Pew Research on Reading, Readers and the Internet
High Tech Alert. The Pew Research Center's Internet and American Life Project has been talking to your neighbors to collect the facts on our use of digital & internet devices. From the survey of 3,000 people ages 16 and up:
People who read books, newspapers and magazines in digital form are more likely to increase how often they read.
Of those surveyed, nearly 30 percent said they own an e-reading device, such as an Amazon Kindle, Barnes & Noble Nook or Apple iPad.
The typical e-book user reads 24 books a year, compared to 15 books for those who read paper books.
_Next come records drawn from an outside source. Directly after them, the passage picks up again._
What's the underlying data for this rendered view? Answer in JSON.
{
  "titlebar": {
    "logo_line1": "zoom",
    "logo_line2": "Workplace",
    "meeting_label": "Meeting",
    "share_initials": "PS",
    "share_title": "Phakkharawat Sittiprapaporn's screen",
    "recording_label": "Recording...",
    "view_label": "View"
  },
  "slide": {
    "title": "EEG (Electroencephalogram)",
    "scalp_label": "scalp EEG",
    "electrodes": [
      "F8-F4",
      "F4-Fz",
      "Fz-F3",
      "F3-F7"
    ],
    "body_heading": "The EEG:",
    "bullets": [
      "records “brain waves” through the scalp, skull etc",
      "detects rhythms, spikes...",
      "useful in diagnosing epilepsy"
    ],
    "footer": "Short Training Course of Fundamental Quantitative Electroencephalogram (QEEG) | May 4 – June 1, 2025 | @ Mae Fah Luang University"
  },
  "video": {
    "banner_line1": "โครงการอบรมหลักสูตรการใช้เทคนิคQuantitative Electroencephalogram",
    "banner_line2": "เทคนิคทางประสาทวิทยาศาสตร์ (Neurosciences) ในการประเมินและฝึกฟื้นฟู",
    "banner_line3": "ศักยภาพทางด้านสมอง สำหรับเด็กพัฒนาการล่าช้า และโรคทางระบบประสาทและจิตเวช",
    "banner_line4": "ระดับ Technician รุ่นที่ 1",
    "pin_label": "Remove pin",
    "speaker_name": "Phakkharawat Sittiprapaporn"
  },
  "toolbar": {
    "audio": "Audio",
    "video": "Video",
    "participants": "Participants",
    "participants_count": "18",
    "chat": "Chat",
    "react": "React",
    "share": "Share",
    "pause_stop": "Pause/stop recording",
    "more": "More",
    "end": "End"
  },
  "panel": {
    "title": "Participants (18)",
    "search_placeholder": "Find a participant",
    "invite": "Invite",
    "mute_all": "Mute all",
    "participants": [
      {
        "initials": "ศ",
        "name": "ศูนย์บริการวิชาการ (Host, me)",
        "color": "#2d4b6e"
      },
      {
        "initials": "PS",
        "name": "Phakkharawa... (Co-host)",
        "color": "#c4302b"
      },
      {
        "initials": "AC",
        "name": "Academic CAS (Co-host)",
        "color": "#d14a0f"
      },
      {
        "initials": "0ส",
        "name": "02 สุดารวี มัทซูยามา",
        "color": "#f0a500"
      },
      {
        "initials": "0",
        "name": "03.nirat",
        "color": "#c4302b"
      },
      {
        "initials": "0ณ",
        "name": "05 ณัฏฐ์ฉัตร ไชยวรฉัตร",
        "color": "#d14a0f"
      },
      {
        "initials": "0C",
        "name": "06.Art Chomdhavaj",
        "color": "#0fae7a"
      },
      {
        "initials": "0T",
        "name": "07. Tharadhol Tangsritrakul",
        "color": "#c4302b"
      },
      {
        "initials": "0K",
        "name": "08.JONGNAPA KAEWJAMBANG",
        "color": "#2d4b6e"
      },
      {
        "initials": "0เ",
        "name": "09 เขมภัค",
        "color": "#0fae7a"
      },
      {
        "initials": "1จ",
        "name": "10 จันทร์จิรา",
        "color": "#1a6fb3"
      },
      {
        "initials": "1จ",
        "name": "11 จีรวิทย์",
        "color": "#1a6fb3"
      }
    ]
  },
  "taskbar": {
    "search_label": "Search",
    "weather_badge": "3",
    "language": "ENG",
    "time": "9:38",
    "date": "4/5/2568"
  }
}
Amazon's Kindle is the top choice of e-readers with 60 percent of the market, compared with 20 percent for Barnes & Noble's Nook.
Among tablets, Apple rules with 60 percent owning an iPad, compared with 14 percent of tablet readers choosing an Amazon Kindle Fire.
People are also reading e-books on other types of devices. About 40 percent of e-readers have read a book on a computer, while around 30 percent have used a cell phone for reading books.
50 percent of those who have never read an e-book (across all age groups) have no interest in e-devices, no matter the cost or the product.